What the task requires:
Scan the material for the word "data" and return every matching line.

[[ Listed records, beginning ]]

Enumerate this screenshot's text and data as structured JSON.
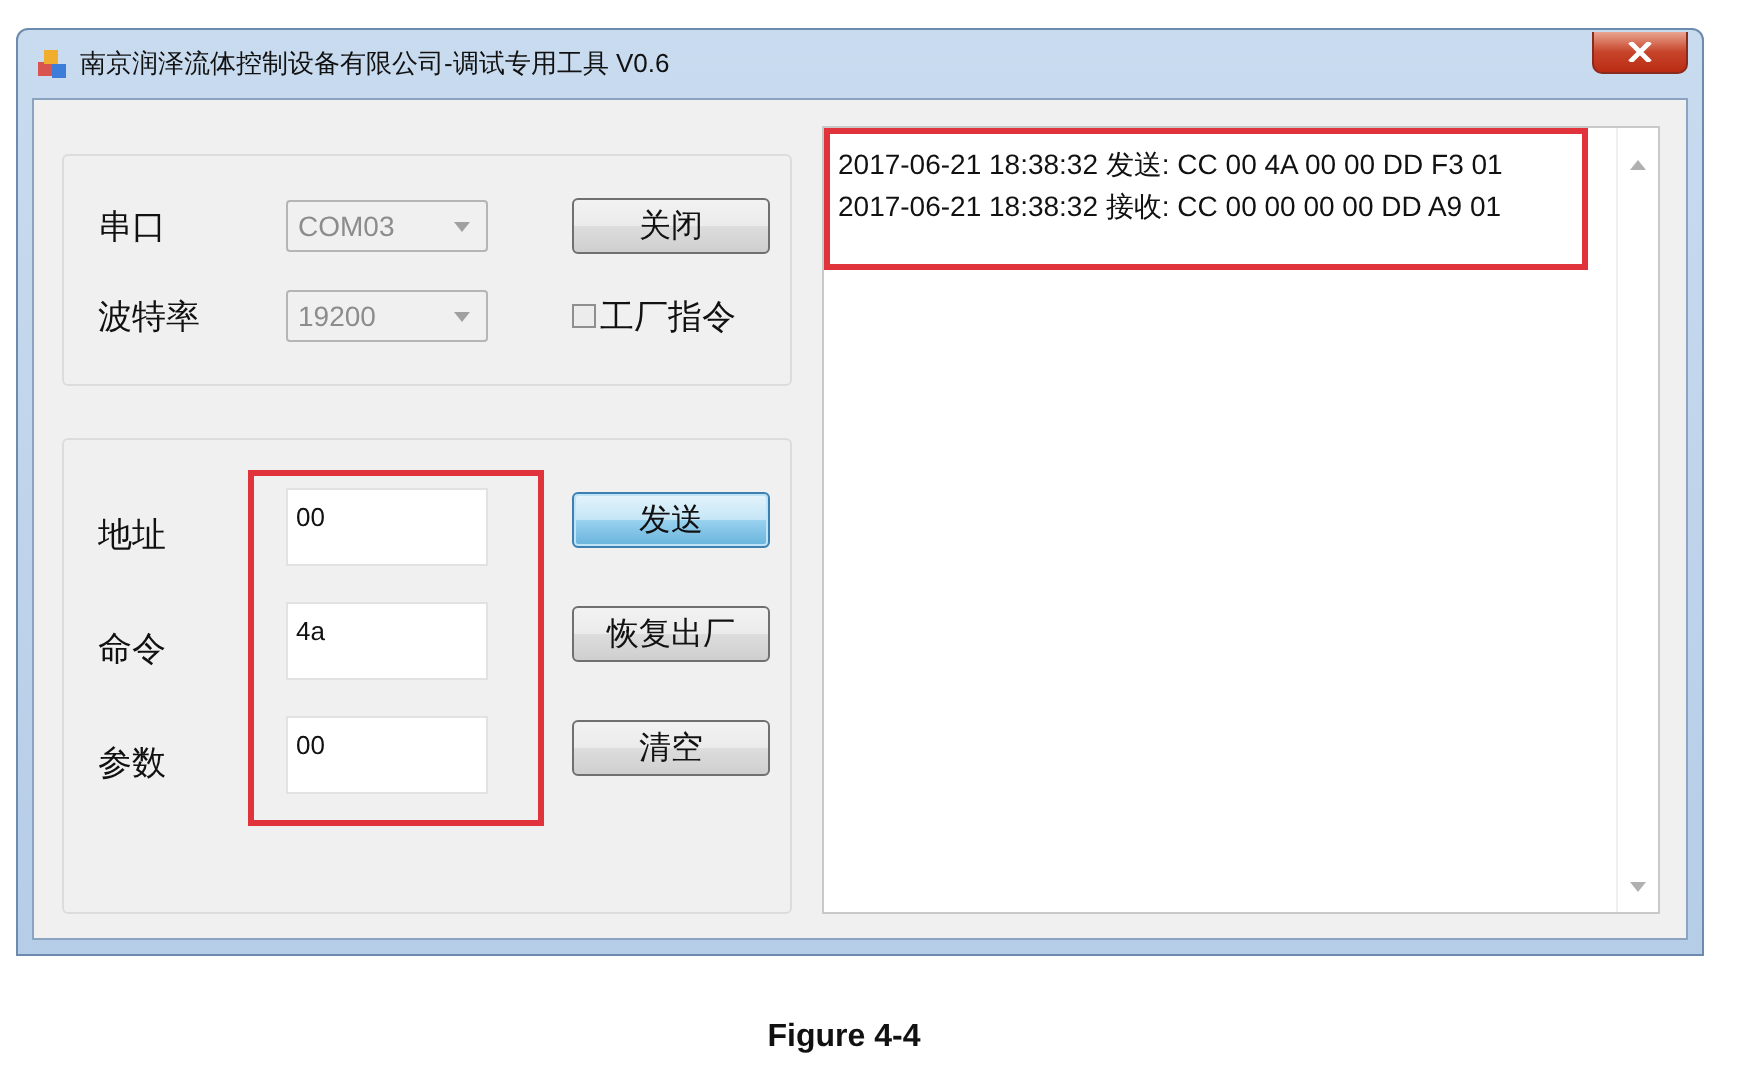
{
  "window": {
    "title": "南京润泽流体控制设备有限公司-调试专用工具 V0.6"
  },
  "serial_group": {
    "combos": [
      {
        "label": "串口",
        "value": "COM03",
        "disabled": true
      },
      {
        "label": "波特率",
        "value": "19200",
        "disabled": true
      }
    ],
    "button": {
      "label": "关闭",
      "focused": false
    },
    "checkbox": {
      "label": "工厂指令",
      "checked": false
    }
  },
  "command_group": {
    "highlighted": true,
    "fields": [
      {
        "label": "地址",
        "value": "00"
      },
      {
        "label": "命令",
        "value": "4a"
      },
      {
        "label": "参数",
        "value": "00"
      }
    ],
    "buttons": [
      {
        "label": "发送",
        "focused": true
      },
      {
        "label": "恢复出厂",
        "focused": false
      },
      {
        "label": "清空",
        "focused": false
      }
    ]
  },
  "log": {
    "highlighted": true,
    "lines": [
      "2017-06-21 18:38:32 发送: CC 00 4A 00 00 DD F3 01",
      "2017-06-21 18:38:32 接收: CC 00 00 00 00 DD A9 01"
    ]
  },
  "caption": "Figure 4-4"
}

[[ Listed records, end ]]
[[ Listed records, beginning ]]

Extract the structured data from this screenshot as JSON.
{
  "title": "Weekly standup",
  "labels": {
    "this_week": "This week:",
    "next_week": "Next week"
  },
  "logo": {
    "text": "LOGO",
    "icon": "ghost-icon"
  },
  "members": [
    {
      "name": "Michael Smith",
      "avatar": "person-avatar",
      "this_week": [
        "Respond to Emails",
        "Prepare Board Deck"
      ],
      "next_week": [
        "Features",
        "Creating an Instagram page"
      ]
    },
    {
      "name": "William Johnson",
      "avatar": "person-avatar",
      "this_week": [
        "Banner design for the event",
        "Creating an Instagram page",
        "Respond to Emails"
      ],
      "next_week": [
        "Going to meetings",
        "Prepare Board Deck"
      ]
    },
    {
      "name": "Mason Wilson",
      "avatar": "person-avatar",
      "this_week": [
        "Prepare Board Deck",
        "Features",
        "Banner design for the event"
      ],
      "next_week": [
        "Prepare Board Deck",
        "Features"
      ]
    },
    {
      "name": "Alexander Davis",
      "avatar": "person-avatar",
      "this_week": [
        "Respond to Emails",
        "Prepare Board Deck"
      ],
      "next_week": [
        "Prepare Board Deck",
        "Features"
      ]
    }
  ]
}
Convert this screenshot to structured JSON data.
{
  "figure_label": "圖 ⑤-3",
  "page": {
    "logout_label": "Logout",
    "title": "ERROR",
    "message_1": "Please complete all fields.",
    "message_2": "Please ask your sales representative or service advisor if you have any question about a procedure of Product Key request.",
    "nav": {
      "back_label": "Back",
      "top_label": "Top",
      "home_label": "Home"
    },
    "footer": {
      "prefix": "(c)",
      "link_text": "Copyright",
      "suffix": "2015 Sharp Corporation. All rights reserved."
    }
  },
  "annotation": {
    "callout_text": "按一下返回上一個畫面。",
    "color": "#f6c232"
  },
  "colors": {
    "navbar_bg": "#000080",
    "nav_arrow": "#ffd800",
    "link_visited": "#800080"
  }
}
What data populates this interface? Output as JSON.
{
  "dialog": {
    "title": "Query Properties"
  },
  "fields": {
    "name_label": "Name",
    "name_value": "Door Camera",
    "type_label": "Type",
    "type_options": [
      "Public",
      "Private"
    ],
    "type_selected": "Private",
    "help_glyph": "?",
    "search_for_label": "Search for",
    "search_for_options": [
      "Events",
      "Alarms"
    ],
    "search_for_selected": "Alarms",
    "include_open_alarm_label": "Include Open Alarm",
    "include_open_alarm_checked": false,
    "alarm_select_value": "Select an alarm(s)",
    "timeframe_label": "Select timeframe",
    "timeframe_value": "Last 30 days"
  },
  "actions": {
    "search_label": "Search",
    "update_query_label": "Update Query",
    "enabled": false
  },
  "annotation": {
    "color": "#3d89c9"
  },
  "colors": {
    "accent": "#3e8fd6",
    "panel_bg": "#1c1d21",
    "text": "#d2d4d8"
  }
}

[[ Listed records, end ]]

Solution:
Enumerate this screenshot's text and data as structured JSON.
Extract the structured data from this screenshot as JSON.
Convert this screenshot to structured JSON data.
What data populates this interface? Output as JSON.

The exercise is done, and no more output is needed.